historic route of the El Camino Real since 1906. The original marker system
intended installation of bells one mile apart along the entire length of the El
Camino Real from San Diego to Sonoma. The sconces throughout the corridor of
Trestle are a fun little nod to the past.
There are three
gorgeous stitched pieces of art on the first floor that grab your attention.
What is the story behind those?
These are Otomi textiles, or tenagos! It’s a traditional
embroidery technique from central Mexico in the state of Hildago. In the 1960s
the craft was revived for an additional source of income after a devastating
drought for the Otomi tribe. The depicted flora and fauna are inspired by
nearby cave drawings.
I’m a big fan of
metalwork and love the sign that notes the Neighborhood. What inspired the
Tim Nash worked on the Neighborhood sign with Meyer Reed. It
was inspired by handmade Spanish tiles, heavily influenced by the Mission style.
Last but not least,

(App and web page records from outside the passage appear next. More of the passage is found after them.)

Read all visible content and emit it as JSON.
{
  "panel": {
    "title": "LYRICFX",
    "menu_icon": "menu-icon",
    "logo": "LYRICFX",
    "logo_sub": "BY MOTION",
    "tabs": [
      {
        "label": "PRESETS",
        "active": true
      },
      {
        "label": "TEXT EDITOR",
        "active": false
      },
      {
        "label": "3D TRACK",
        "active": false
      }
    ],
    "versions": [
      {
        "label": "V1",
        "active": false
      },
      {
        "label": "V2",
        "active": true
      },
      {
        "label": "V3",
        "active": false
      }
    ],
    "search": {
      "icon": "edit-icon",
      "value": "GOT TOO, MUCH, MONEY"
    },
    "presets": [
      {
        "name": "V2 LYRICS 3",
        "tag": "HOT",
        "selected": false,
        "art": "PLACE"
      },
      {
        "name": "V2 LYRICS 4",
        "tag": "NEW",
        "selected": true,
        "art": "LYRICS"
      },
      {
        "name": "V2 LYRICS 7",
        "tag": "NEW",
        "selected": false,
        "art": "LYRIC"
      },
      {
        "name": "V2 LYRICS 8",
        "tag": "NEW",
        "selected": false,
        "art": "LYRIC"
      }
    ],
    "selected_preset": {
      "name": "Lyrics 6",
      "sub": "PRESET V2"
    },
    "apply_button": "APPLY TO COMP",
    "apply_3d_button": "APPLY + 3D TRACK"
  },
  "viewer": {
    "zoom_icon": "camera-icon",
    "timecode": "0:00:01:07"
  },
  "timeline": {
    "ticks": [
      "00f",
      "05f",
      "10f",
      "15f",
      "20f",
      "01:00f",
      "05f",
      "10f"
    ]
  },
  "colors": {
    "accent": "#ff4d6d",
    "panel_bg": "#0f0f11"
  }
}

what is your favorite part of this Neighborhood?
My favorite space is the Neighbor Lounge. It really feels
like a cozy living room to me. We were gifted low ceilings here, which I think
made everyone nervous in the beginning, but I love how intimate it ultimately
feels. The beams add a little detail and the rich colors on the millwork and
dark wood flooring make it a little moody.
I also am pretty in love with the sofa in the lounge. It is
from one of my favorite furniture crafters – Casamidy – and handcrafted in
Mexico. The metalwork and leather ties on the waxed canvas are lovely and bring
the extra element of detail that we were looking for circling back to the
luggage details seen throughout the space.
The Neighbor Lounge feels totally comfortable with different
zones for Neighbors to relax and kick their feet up and enjoy. I really hope
the Neighbors feel like they can enjoy the space as an extension of their home.
A big thank you and congratulations to the team on this
Raluca, for her insightful design work.
Melissa, for her schedule and budget assistance.
She was like Trestle’s fairy godmother.
Karyn, for her work on procurement and
Jessica and Ricky, for their construction team
Jenn, for her vision and dedication bringing
Trestle to life.